An Iraq veteran stumbles into trouble when he signs on as security for a Colorado marijuana business.
Peter Ash, suffering from PTSD (he's intensely claustrophobic), responds to an old friend's request to do a job for his daughter's security company. The woman has identified Colorado's cannabis retailers as lucrative clients. Since they deal mostly in cash, they are also particularly vulnerable. This entry in Petrie's (Burning Bright, 2017, etc.) Ash series gets underway with a long, sustained hijack scene that goes from one conflict to another, ending with Ash and his friend making their escape by navigating twisting mountain roads while riding a rapidly accelerating gurney. The carnage Ash has left behind marks him as a suspect to the cops investigating the case and leaves Ash wondering if the thieves, professional and ruthless, are after something more than cash. The trouble is that you can see the elements that have gone into the creation of Ash far more clearly than you can see him as a singular creation: the combination of combat experience and combat damage marks him as tough yet vulnerable and gives him a topical edge. And there is more than a trace of Jack Reacher in the character, though without Reacher's wiseacre ability to needle the people he comes up against. Both Ash and the slow reveal of the bigger forces he is up against all feel terribly familiar.
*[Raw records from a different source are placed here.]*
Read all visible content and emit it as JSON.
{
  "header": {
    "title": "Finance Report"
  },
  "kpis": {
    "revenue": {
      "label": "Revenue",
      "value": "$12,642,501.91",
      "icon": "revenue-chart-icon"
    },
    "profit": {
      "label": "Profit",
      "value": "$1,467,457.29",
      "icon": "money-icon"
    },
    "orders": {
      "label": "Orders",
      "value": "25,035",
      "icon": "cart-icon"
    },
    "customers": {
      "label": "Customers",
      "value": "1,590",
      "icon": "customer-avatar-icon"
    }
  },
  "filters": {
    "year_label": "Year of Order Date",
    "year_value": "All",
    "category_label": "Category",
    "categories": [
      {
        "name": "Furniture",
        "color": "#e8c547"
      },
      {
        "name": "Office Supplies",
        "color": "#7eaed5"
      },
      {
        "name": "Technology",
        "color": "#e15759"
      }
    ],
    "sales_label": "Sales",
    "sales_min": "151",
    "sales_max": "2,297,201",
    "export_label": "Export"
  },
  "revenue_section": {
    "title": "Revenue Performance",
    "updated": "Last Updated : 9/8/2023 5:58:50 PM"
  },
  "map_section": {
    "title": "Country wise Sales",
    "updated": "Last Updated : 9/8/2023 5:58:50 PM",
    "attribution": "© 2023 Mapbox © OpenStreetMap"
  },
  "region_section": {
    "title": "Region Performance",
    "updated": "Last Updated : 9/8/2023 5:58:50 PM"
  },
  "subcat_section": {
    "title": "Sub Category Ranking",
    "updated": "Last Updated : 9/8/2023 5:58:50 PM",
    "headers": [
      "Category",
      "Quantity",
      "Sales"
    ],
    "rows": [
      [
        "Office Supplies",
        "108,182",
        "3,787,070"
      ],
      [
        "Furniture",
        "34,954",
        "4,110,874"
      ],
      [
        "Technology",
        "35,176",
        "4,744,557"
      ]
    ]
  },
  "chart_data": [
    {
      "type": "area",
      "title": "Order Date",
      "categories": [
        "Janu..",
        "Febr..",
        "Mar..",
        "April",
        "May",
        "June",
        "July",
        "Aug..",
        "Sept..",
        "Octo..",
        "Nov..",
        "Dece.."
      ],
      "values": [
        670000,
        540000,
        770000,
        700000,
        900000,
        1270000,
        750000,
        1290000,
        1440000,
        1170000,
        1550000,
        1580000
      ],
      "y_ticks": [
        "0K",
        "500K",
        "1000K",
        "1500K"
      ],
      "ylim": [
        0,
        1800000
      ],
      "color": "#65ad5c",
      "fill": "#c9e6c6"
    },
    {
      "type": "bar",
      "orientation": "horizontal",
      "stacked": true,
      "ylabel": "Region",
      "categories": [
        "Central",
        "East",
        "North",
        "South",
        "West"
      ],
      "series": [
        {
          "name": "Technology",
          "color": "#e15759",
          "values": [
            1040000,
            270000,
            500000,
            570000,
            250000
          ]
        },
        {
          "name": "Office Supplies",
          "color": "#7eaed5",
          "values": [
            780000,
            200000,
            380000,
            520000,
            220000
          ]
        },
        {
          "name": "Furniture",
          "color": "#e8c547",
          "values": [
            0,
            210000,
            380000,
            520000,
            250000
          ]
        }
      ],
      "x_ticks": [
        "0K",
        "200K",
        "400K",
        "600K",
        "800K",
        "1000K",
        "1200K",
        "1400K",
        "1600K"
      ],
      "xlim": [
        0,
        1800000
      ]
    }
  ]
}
This novel has a virtuoso opening over rugged terrain that soon turns into too-easily-recognizable territory.